TO DO ▸
Among the entries below, find every line that contains the string "this", then copy it.

-------------------------

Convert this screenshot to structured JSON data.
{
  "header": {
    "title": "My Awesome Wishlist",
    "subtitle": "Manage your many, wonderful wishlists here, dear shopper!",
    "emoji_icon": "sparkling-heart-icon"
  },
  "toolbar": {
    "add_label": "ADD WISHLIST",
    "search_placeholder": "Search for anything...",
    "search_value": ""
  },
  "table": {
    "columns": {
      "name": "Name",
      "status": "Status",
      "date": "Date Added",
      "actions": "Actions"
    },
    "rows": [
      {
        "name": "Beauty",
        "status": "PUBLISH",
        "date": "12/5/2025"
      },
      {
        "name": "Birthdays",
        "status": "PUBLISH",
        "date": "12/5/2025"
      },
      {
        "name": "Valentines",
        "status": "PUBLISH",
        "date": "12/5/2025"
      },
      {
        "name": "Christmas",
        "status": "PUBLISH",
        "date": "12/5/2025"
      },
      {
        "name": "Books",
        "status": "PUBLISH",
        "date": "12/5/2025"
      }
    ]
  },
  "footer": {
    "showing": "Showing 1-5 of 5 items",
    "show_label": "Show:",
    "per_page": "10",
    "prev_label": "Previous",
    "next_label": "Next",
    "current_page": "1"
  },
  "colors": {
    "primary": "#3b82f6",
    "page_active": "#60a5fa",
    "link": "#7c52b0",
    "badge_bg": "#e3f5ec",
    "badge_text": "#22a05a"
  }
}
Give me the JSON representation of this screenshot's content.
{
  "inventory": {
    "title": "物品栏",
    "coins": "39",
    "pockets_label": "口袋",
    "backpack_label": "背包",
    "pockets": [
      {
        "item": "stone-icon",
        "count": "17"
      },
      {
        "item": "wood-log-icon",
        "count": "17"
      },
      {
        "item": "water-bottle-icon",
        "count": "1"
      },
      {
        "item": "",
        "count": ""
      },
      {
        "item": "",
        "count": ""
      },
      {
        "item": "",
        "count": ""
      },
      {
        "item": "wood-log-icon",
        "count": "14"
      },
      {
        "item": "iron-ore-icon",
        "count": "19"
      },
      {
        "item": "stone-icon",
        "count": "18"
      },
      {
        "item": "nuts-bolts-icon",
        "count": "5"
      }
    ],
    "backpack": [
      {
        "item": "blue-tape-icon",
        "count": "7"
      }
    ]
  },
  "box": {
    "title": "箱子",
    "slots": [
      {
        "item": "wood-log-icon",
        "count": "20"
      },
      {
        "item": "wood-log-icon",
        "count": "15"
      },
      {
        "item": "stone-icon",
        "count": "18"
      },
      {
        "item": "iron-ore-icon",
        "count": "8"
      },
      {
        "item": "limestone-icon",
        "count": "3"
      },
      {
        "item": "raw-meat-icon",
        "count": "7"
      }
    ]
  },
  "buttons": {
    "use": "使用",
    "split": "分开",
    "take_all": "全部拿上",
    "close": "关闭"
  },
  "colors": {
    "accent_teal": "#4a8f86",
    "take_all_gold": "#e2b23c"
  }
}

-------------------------

EXERCISE OUTPUT ▸
Convert this screenshot to structured JSON data.
Give me the JSON representation of this screenshot's content.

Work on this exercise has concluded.